The Shiller P/E ratio, which measure the price-to-earnings for the S&P 500 adjusted for ten years of inflation, is still elevated. Although it is not as high as it was during the dot-com bubble, it is still near a cycle peak. This is because the stock market has recovered swiftly over the past six months, boosting the numerator in the ratio. The denominator has also fallen due to economic uncertainty from on-going economic shutdowns, which also increases the Shiller P/E.
2. International markets are still much cheaper than the U.S.
Although all regions around the world are experiencing higher P/E ratios, developed and emerging markets are still cheaper than the U.S. Although these regions may continue to face problems around COVID-19, they may still be attractive for long-term investors over the course of years and decades.
3. Not all parts of the stock market are equally valued
Various parts of the U.S. stock market are valued quite differently at the moment, in no small part because earnings expectations differ dramatically. Although large-cap growth stocks have dominated headlines and recent performance statistics, other parts of the market are either much more cheaply valued or are expected to see much higher earnings growth.
Read on for the weekly commentary:
Perhaps the most important principle for disciplined investing is to focus on economic and market fundamentals rather than day-to-day price changes. This has been difficult to do given all of the unknowns surrounding the COVID-19 crisis and the government response. At the moment for instance, it's still unclear when another round of economic stimulus will be passed by Congress, whether those cities and states facing an uptick in coronavirus cases will re-open soon, and how new trends in retail investing will affect individual stocks and the market as a whole.

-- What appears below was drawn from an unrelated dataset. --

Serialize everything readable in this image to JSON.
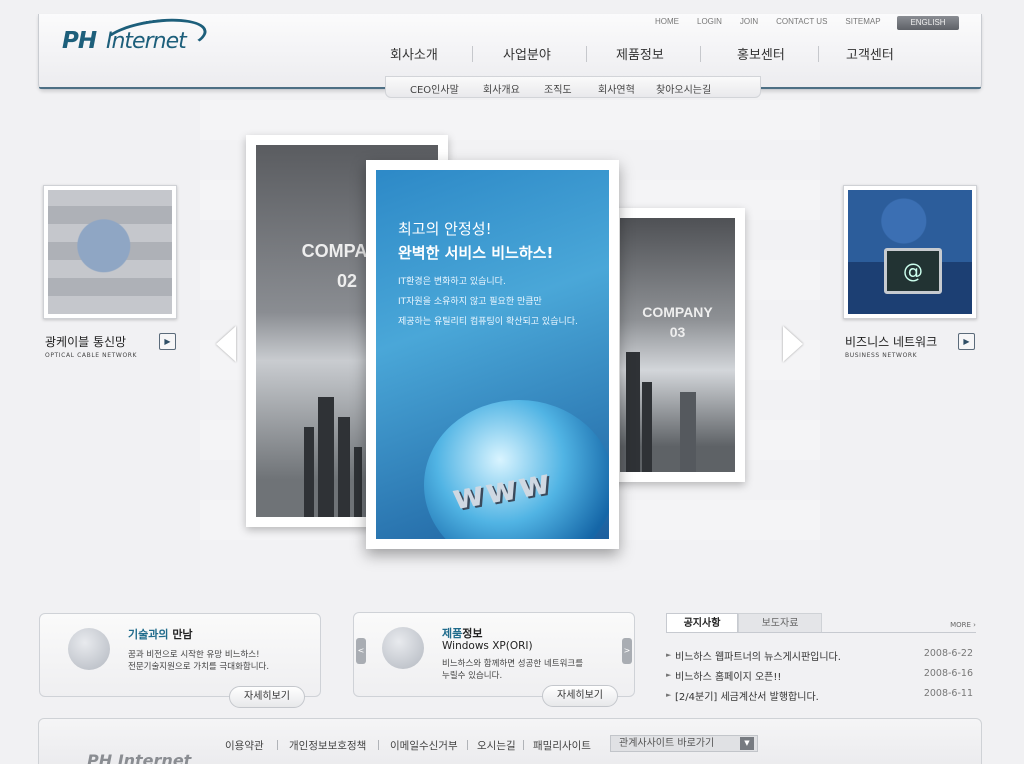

These uncertainties have also made it difficult to gauge stock market valuations. Over long timeframes, valuations are possibly the best tools investors have to judge stock market opportunities. This is because buying the stock market when valuations are cheap means that you're paying less for each dollar of earnings - or any other fundamental measure. Investors who are willing and able to do so when others aren't are often rewarded in the years and decades ahead.
At the moment, not only has the market rebounded significantly, but the lack of clarity around corporate earnings has meant that valuations for the overall stock market are elevated. The Shiller P/E ratio for instance, which measure the stock market's price to earnings while also adjusting for inflation, is still close to cycle highs. While this can change quickly if there is either another episode of market volatility or if the economy recovers even faster than expected, this suggests that the stock market is not cheap at the moment, per se.
However, the traditional Shiller P/E only applies to the overall market. There are at least two other important ways for long-term investors to maintain balanced portfolios while focusing on valuation measures.
First, international stocks are still much cheaper than those in the U.S. Even though the S&P 500 is trading at a 22x multiple (today's price compared to expected earnings over the next twelve months), developed market stocks and emerging markets have multiples of 17.3x and 14.9x respectively. These are also higher than they were before the crisis due to the same factors, but they are clearly cheaper than the U.S. which has already seen a rapid bounce-back. And while these regions may continue to face the same COVID-19 challenges over the next several quarters, long-term investing is about positioning portfolios for the years and decades to come.
Second, different parts of the U.S. stock market are being valued differently. For instance, large-cap growth stocks have outpaced other parts of the market resulting in significantly higher valuations than both their peers and compared to their historical averages. This is partly because many tech stocks that have fared well during the recent crisis belong to this group.
This means that value stocks are in many cases significantly cheaper. There are also interesting dynamics among other size and style categories. For instance, mid-cap growth stocks are expected to see lower earnings growth than mid-cap value ones, despite significantly higher valuation levels. Small-cap value stocks are expected to experience the highest levels of earnings growth over the next twelve months across the board.
As is always the case, there are no guarantees that earnings projections or valuation levels will predict returns over the next few months or even years. From tactical and secular perspectives, there may be reasons to invest in higher-valued areas. However, over long periods of time, adjusting portfolios in a disciplined way toward attractive areas that are under-valued by the market, and away from ones that are over-valued, has been one of the key principles to achieving long-term investment success.